The 2014 Porsche Cayman provides perhaps the best balance between power, control, and price on the modern sports car market. The only compact coupe available with a mid-engine design, the Porsche Cayman remains stable under the harshest of driving circumstances, demonstrating a poise that outshines even the pricier Porsche 911 Carrera.
There are two flavors or Porsche Cayman on offer. The introductory model makes do with a 275 horsepower, 2.7-liter six-cylinder engine that also produces 213 lb-ft of torque, while the more robust Cayman S swaps in a 3.4-liter six-cylinder mill that pushes out 325 horsepower and 273 lb-ft of torque. A six-speed manual transmission remains available with each model, although many track stars prefer Porsche's optional seven-speed dual-clutch automated manual due to its lightning-fast shifts.
The 2014 Nissan 370Z is the priciest of our so-called 'blue plate special' sports cars, but it still represents good value for anyone seeking a reliable, and fun-to-drive automobile. The two-seat Nissan 370Z comes with unmistakable styling that calls to mind the original 70s-era 240Z with its long hood and short rear deck, but make no mistake - this is a thoroughly modern sports car, especially when ordered with the NISMO trim's beefed-up suspension, brakes, and aero equipment.
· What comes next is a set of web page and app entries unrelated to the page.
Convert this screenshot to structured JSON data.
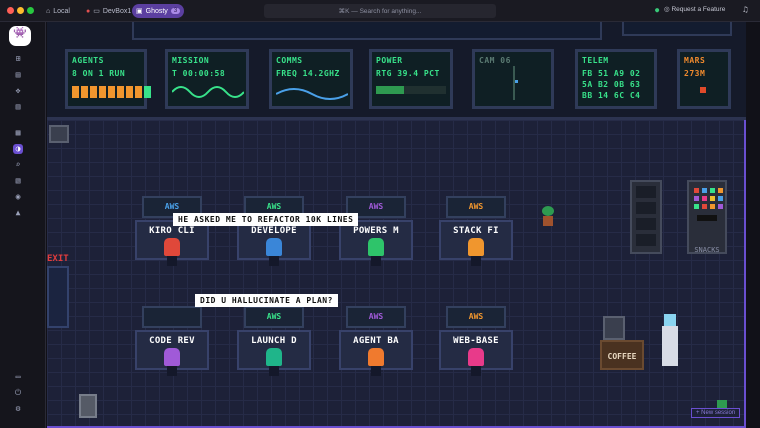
{
  "window": {
    "tabs": [
      {
        "label": "Local"
      },
      {
        "label": "DevBox1"
      },
      {
        "label": "Ghosty",
        "count": "3"
      }
    ],
    "search_placeholder": "⌘K — Search for anything...",
    "request_feature": "Request a Feature"
  },
  "monitors": [
    {
      "title": "AGENTS",
      "lines": [
        "8 ON  1 RUN"
      ]
    },
    {
      "title": "MISSION",
      "lines": [
        "T 00:00:58"
      ]
    },
    {
      "title": "COMMS",
      "lines": [
        "FREQ 14.2GHZ"
      ]
    },
    {
      "title": "POWER",
      "lines": [
        "RTG 39.4 PCT"
      ]
    },
    {
      "title": "CAM 06",
      "lines": []
    },
    {
      "title": "TELEM",
      "lines": [
        "FB 51 A9 02",
        "5A B2 0B 63",
        "BB 14 6C C4"
      ]
    },
    {
      "title": "MARS",
      "lines": [
        "273M"
      ]
    }
  ],
  "desks": [
    {
      "screen": "AWS",
      "label": "KIRO CLI",
      "chair": "#e0483a"
    },
    {
      "screen": "AWS",
      "label": "DEVELOPE",
      "chair": "#3a86d8"
    },
    {
      "screen": "AWS",
      "label": "POWERS M",
      "chair": "#2ec46a"
    },
    {
      "screen": "AWS",
      "label": "STACK FI",
      "chair": "#f0962e"
    },
    {
      "screen": "",
      "label": "CODE REV",
      "chair": "#a05ad8"
    },
    {
      "screen": "AWS",
      "label": "LAUNCH D",
      "chair": "#1fb58a"
    },
    {
      "screen": "AWS",
      "label": "AGENT BA",
      "chair": "#f07a2e"
    },
    {
      "screen": "AWS",
      "label": "WEB-BASE",
      "chair": "#e83a8a"
    }
  ],
  "bubbles": [
    "HE ASKED ME TO REFACTOR 10K LINES",
    "DID U HALLUCINATE A PLAN?"
  ],
  "exit": "EXIT",
  "snacks": "SNACKS",
  "coffee": "COFFEE",
  "new_session": "+ New session"
}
The Nissan 370Z is offered exclusively with a 3.7-liter V-6 under the hood, and this unit is good for a respectable 332 horsepower and 270 lb-ft of torque (350 horses and 276 lb-ft of twist for the NISMO model). A six-speed manual transmission with the option of automated rev-matching on downshifts is available across the board, while non-NISMO cars can also be equipped with a six-speed automatic.